Insulin is a key hormone in the regulation of blood glucose levels in many animals.
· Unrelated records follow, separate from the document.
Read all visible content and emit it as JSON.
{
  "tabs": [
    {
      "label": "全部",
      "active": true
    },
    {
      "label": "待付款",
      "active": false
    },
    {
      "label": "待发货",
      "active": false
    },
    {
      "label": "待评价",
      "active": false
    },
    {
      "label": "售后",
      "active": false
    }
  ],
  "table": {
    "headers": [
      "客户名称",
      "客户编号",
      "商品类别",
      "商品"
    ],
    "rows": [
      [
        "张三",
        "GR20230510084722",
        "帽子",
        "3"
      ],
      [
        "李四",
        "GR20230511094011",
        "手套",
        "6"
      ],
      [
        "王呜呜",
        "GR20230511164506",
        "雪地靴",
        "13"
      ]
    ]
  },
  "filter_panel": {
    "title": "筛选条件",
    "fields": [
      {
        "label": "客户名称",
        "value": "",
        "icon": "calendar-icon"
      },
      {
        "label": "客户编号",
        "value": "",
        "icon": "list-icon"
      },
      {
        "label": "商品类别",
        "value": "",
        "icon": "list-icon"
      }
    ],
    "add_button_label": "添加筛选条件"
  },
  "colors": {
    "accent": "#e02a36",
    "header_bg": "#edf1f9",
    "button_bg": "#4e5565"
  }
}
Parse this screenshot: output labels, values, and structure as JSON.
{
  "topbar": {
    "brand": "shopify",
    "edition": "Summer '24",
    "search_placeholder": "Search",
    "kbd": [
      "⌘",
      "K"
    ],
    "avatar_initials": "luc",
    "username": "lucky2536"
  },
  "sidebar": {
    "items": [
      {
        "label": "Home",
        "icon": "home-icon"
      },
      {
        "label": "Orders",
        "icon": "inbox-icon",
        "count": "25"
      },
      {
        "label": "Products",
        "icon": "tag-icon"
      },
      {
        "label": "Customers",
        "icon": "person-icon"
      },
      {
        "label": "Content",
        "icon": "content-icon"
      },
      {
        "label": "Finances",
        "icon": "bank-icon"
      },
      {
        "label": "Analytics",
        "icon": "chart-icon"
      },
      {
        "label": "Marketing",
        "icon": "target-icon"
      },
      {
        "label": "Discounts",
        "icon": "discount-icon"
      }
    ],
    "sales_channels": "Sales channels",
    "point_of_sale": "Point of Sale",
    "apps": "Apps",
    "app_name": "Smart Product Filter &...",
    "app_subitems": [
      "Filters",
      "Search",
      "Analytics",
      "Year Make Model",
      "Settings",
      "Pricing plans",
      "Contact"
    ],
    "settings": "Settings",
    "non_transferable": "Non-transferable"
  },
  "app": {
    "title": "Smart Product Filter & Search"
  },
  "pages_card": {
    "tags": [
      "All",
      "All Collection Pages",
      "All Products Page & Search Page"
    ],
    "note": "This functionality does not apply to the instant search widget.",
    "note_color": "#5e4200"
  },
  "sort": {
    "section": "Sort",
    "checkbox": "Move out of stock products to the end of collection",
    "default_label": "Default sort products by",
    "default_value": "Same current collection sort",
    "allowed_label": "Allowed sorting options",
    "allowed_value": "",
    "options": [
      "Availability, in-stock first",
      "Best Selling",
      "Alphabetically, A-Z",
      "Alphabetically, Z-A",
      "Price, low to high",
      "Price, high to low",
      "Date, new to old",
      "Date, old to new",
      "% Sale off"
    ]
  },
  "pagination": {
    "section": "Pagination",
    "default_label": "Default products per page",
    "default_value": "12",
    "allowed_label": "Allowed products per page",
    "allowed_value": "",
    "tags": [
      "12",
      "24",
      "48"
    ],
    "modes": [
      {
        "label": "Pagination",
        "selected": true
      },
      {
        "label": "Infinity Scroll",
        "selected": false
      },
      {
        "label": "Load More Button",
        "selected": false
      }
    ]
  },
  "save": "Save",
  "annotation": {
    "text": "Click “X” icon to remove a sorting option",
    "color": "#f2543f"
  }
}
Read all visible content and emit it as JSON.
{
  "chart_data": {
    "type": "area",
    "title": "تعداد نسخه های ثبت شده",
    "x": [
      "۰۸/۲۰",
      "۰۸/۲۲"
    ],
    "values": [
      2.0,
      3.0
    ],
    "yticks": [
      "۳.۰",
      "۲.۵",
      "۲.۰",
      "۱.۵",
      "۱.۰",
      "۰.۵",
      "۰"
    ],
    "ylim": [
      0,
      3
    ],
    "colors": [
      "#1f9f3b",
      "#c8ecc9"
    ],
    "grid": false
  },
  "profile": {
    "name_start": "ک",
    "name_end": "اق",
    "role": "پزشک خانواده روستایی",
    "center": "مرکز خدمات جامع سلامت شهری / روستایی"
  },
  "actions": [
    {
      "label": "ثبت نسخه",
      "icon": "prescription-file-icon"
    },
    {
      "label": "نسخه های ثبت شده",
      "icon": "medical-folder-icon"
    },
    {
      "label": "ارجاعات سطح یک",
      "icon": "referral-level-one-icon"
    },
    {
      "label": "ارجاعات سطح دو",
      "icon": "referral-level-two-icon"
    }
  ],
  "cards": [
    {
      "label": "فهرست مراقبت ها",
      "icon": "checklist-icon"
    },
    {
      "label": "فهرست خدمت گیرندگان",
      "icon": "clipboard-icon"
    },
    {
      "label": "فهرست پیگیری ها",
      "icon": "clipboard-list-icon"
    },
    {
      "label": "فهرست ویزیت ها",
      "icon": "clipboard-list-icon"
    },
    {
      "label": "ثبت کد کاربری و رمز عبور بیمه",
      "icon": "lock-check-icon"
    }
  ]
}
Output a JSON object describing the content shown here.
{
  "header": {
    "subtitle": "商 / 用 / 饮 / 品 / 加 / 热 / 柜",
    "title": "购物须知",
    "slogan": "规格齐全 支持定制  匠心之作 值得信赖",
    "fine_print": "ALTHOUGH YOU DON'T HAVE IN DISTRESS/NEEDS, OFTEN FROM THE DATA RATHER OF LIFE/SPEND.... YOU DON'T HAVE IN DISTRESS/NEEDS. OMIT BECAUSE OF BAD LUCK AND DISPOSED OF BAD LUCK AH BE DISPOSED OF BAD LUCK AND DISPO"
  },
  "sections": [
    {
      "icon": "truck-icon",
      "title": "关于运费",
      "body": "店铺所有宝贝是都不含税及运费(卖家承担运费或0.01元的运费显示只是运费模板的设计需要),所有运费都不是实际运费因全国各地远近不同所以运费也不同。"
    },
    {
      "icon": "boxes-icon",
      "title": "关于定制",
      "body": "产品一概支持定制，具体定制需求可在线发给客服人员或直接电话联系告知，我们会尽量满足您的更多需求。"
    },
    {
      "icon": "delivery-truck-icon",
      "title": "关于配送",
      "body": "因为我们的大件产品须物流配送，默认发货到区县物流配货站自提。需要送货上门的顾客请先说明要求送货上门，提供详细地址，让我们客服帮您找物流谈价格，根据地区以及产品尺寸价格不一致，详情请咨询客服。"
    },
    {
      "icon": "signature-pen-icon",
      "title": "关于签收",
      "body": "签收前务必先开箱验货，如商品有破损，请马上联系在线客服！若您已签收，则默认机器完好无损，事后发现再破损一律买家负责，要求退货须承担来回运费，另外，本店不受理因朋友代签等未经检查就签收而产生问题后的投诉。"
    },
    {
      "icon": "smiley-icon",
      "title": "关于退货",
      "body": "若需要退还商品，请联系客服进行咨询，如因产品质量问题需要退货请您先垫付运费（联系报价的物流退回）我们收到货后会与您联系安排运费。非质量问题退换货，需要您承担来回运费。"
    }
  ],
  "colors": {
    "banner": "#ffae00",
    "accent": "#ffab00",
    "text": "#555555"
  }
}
Dysfunctional insulin signaling is one of the most studied and widely accepted theories in the pathogenesis of diabetes and Alzheimer’s disease (AD). Despite the claim of a link between diabetes and AD, the results in the literature have been incongruent. Some studies have claimed that insulin resistance is a major implication in AD, while others have reported that the risk is increased by excess insulin in the blood. Using the microscopic worm, Caenorhabditis elegans, we have developed a model to study the link between insulin signaling and AD pathologies, including changes in neuronal morphology and abnormal behaviour. Furthermore, we have examined the effects of hyperactive insulin signaling on the expression of the two characteristic proteins of AD, amyloid-beta and tau. By genetically modifying the key players of the insulin signaling pathway and the 40 insulin-like peptides in C. elegans, we may be able to identify novel targets for the prevention or treatment of AD. In this research, we tested whether the 40 insulin-like peptides are inhibitors or activators of the insulin signaling pathway, based on the aforementioned phenotypes associated with AD. Alternatively, some of these 40 insulin-like peptides may work through the non-canonical insulin-signaling pathway, with the potential of pointing us to novel genetic interactors. My work has shown that of the 40 insulin-like peptides, some exacerbated AD-like phenotypes, while others reduced them. Understanding the function of the components of the insulin-signaling pathway and the 40 insulin-like peptides in C. elegans may clarify the link between defective insulin signaling and AD and present novel treatment strategies for the disease.
11:30-12:30 BioSci Rm. 3110